Sentry is an error/log aggregation platform. It offers lots of really great functionality for exploring errors generated by your applications. If you haven’t given it a try yet, I really recommend it. The guys behind Sentry offer a hosted solution or, like myself, you can self-host if you wish.
I recently received an email from a chap named Julian Uphoff. He very kindly notified me that my Sentry installation was open for public registration. This is apparently the default for new self-hosted Sentry installations. He’s written an excellent blog post detailing his methodology.
I quickly disabled public registrations and assessed the damage. Thankfully, Julian himself had been the only registered user, and even if others had registered they couldn’t see my projects or any other application-specific data. They could, however, see my email address and the email addresses of any other registered users, which Julian pointed out would be quite useful to anyone hoping to mount a social engineering attack.
Shortly after receiving the email from Julian, I became concerned that I might have overlooked other, similar self-hosted devops tools that might have public registration enabled out of the box. I checked a few installations of various different tools and thankfully found that only one had a similar concern - Grafana.
Grafana is a metrics visualisation/dashboarding tool. Again, it’s an absolutely fantastic tool that is incredibly flexible and powerful. Recommended, again. However, like Sentry, it does have public registration enabled out of the box.
By default, when new users register they can see any dashboards that exist for the default (main) organisation. This is quite bad, as I imagine a lot of organisations have some sensitive information about their application internals on those dashboards. Aside from infosec sensitive information, this could also include commercially sensitive information like numbers of users, revenue, costs etc. Additionally, malicious users could potentially use Grafana as a proxy to access other systems inside networks or make queries against systems that Grafana is configured to use as a data source and extract sensitive information.
I disabled public registration by uncommenting/adding the following line to
/etc/grafana/grafana.ini under the
Then restarted the
I did a quick survey similar to that performed by Julian on Sentry installations.
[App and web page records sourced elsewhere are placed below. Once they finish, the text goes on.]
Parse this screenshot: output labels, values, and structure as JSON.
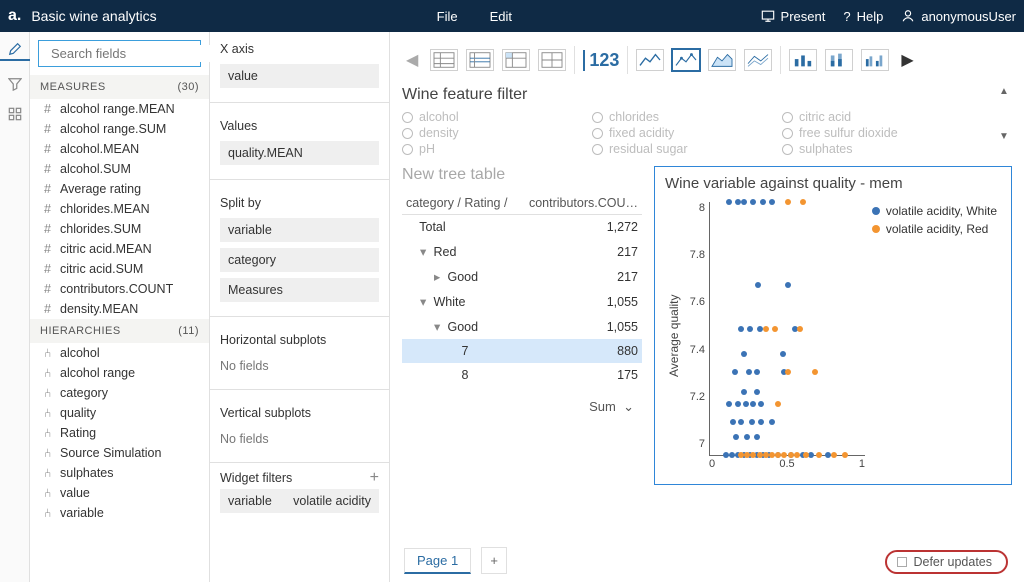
{
  "header": {
    "logo": "a.",
    "title": "Basic wine analytics",
    "menu": [
      "File",
      "Edit"
    ],
    "present": "Present",
    "help": "Help",
    "user": "anonymousUser"
  },
  "search": {
    "placeholder": "Search fields"
  },
  "measures": {
    "title": "MEASURES",
    "count": "(30)",
    "items": [
      "alcohol range.MEAN",
      "alcohol range.SUM",
      "alcohol.MEAN",
      "alcohol.SUM",
      "Average rating",
      "chlorides.MEAN",
      "chlorides.SUM",
      "citric acid.MEAN",
      "citric acid.SUM",
      "contributors.COUNT",
      "density.MEAN"
    ]
  },
  "hierarchies": {
    "title": "HIERARCHIES",
    "count": "(11)",
    "items": [
      "alcohol",
      "alcohol range",
      "category",
      "quality",
      "Rating",
      "Source Simulation",
      "sulphates",
      "value",
      "variable"
    ]
  },
  "config": {
    "x_axis_label": "X axis",
    "x_axis_chip": "value",
    "values_label": "Values",
    "values_chip": "quality.MEAN",
    "split_label": "Split by",
    "split_chips": [
      "variable",
      "category",
      "Measures"
    ],
    "h_sub_label": "Horizontal subplots",
    "v_sub_label": "Vertical subplots",
    "no_fields": "No fields",
    "filters_label": "Widget filters",
    "filter_chip_key": "variable",
    "filter_chip_val": "volatile acidity"
  },
  "toolbar_number": "123",
  "filter": {
    "title": "Wine feature filter",
    "items": [
      "alcohol",
      "chlorides",
      "citric acid",
      "density",
      "fixed acidity",
      "free sulfur dioxide",
      "pH",
      "residual sugar",
      "sulphates"
    ]
  },
  "table": {
    "title": "New tree table",
    "col1": "category / Rating / ",
    "col2": "contributors.COU…",
    "rows": [
      {
        "label": "Total",
        "value": "1,272",
        "indent": 0,
        "caret": "",
        "sel": false
      },
      {
        "label": "Red",
        "value": "217",
        "indent": 1,
        "caret": "▾",
        "sel": false
      },
      {
        "label": "Good",
        "value": "217",
        "indent": 2,
        "caret": "▸",
        "sel": false
      },
      {
        "label": "White",
        "value": "1,055",
        "indent": 1,
        "caret": "▾",
        "sel": false
      },
      {
        "label": "Good",
        "value": "1,055",
        "indent": 2,
        "caret": "▾",
        "sel": false
      },
      {
        "label": "7",
        "value": "880",
        "indent": 3,
        "caret": "",
        "sel": true
      },
      {
        "label": "8",
        "value": "175",
        "indent": 3,
        "caret": "",
        "sel": false
      }
    ],
    "sum": "Sum"
  },
  "chart": {
    "title": "Wine variable against quality - mem",
    "ylabel": "Average quality",
    "legend": [
      "volatile acidity, White",
      "volatile acidity, Red"
    ]
  },
  "chart_data": {
    "type": "scatter",
    "title": "Wine variable against quality - mem",
    "xlabel": "",
    "ylabel": "Average quality",
    "xlim": [
      0,
      1
    ],
    "ylim": [
      7,
      8
    ],
    "xticks": [
      0,
      0.5,
      1
    ],
    "yticks": [
      7,
      7.2,
      7.4,
      7.6,
      7.8,
      8
    ],
    "series": [
      {
        "name": "volatile acidity, White",
        "color": "#3b73b5",
        "points": [
          {
            "x": 0.12,
            "y": 8.0
          },
          {
            "x": 0.18,
            "y": 8.0
          },
          {
            "x": 0.22,
            "y": 8.0
          },
          {
            "x": 0.28,
            "y": 8.0
          },
          {
            "x": 0.34,
            "y": 8.0
          },
          {
            "x": 0.4,
            "y": 8.0
          },
          {
            "x": 0.31,
            "y": 7.67
          },
          {
            "x": 0.5,
            "y": 7.67
          },
          {
            "x": 0.2,
            "y": 7.5
          },
          {
            "x": 0.26,
            "y": 7.5
          },
          {
            "x": 0.32,
            "y": 7.5
          },
          {
            "x": 0.55,
            "y": 7.5
          },
          {
            "x": 0.22,
            "y": 7.4
          },
          {
            "x": 0.47,
            "y": 7.4
          },
          {
            "x": 0.16,
            "y": 7.33
          },
          {
            "x": 0.25,
            "y": 7.33
          },
          {
            "x": 0.3,
            "y": 7.33
          },
          {
            "x": 0.48,
            "y": 7.33
          },
          {
            "x": 0.22,
            "y": 7.25
          },
          {
            "x": 0.3,
            "y": 7.25
          },
          {
            "x": 0.12,
            "y": 7.2
          },
          {
            "x": 0.18,
            "y": 7.2
          },
          {
            "x": 0.23,
            "y": 7.2
          },
          {
            "x": 0.28,
            "y": 7.2
          },
          {
            "x": 0.33,
            "y": 7.2
          },
          {
            "x": 0.15,
            "y": 7.13
          },
          {
            "x": 0.2,
            "y": 7.13
          },
          {
            "x": 0.27,
            "y": 7.13
          },
          {
            "x": 0.33,
            "y": 7.13
          },
          {
            "x": 0.4,
            "y": 7.13
          },
          {
            "x": 0.17,
            "y": 7.07
          },
          {
            "x": 0.24,
            "y": 7.07
          },
          {
            "x": 0.3,
            "y": 7.07
          },
          {
            "x": 0.1,
            "y": 7.0
          },
          {
            "x": 0.14,
            "y": 7.0
          },
          {
            "x": 0.18,
            "y": 7.0
          },
          {
            "x": 0.22,
            "y": 7.0
          },
          {
            "x": 0.26,
            "y": 7.0
          },
          {
            "x": 0.3,
            "y": 7.0
          },
          {
            "x": 0.34,
            "y": 7.0
          },
          {
            "x": 0.38,
            "y": 7.0
          },
          {
            "x": 0.44,
            "y": 7.0
          },
          {
            "x": 0.52,
            "y": 7.0
          },
          {
            "x": 0.6,
            "y": 7.0
          },
          {
            "x": 0.65,
            "y": 7.0
          },
          {
            "x": 0.76,
            "y": 7.0
          }
        ]
      },
      {
        "name": "volatile acidity, Red",
        "color": "#f39531",
        "points": [
          {
            "x": 0.5,
            "y": 8.0
          },
          {
            "x": 0.6,
            "y": 8.0
          },
          {
            "x": 0.36,
            "y": 7.5
          },
          {
            "x": 0.42,
            "y": 7.5
          },
          {
            "x": 0.58,
            "y": 7.5
          },
          {
            "x": 0.5,
            "y": 7.33
          },
          {
            "x": 0.68,
            "y": 7.33
          },
          {
            "x": 0.44,
            "y": 7.2
          },
          {
            "x": 0.2,
            "y": 7.0
          },
          {
            "x": 0.24,
            "y": 7.0
          },
          {
            "x": 0.28,
            "y": 7.0
          },
          {
            "x": 0.32,
            "y": 7.0
          },
          {
            "x": 0.36,
            "y": 7.0
          },
          {
            "x": 0.4,
            "y": 7.0
          },
          {
            "x": 0.44,
            "y": 7.0
          },
          {
            "x": 0.48,
            "y": 7.0
          },
          {
            "x": 0.52,
            "y": 7.0
          },
          {
            "x": 0.56,
            "y": 7.0
          },
          {
            "x": 0.62,
            "y": 7.0
          },
          {
            "x": 0.7,
            "y": 7.0
          },
          {
            "x": 0.8,
            "y": 7.0
          },
          {
            "x": 0.87,
            "y": 7.0
          }
        ]
      }
    ]
  },
  "footer": {
    "page_label": "Page 1",
    "defer_label": "Defer updates"
  }
}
The results were not particularly surprising. Of the 1000 most-recently issued SSL certificates for domains matching
grafana.% at crt.sh, over a third had public registration enabled.
292 domains hosted installations that were open for public registration, 462 domains were not (or were not a Grafana installation/were broken at the time of the test). 246 domains tested did not accept a HTTPS connection at the time of the test and therefore were not included in the above chart.
I expect this to be the worst offending group as these were the most recently obtained certificates - obtained between 11th June 2017 and 27th June 2017. Other installations have been around for longer and administrators are more likely to have noticed the public registration option and disabled it by now.
Whilst I’d like to contact everyone and let them know, there are over 13,000 certificates on the list and Grafana doesn’t reveal email addresses of registered users in the same way Sentry does, so getting in touch with each owner could be quite difficult.
I’ve reported this as an issue to Grafana on GitHub. A developer has responded and the issue has been milestoned for the 4.4.0 release of Grafana, which is excellent. Kudos to the Grafana team for taking security through usability seriously.
Unfortunately, it looks like efforts to make Sentry Secure by Default are not being met with the same enthusiasm by the Sentry team.
I’m sure there are many more tools like Sentry and Grafana that are open for public registration by default. I’ll certainly be paying more attention to this option when I deploy a new tool for any purpose in future. I think it’s always good to remember that even when an application doesn’t provide anything particularly sensitive to attackers in itself, it can act as a vector to allow attackers to enter and then move laterally with an organisation.
Honestly, if possible, I’d try to avoid making these tools public at all. They’re devops tools - potentially containing all kinds of juicy information about internal systems and processes. They can be gold dust for bad guys. It might be best to make them available on a private intranet only and require users to connect via VPN to use them if possible.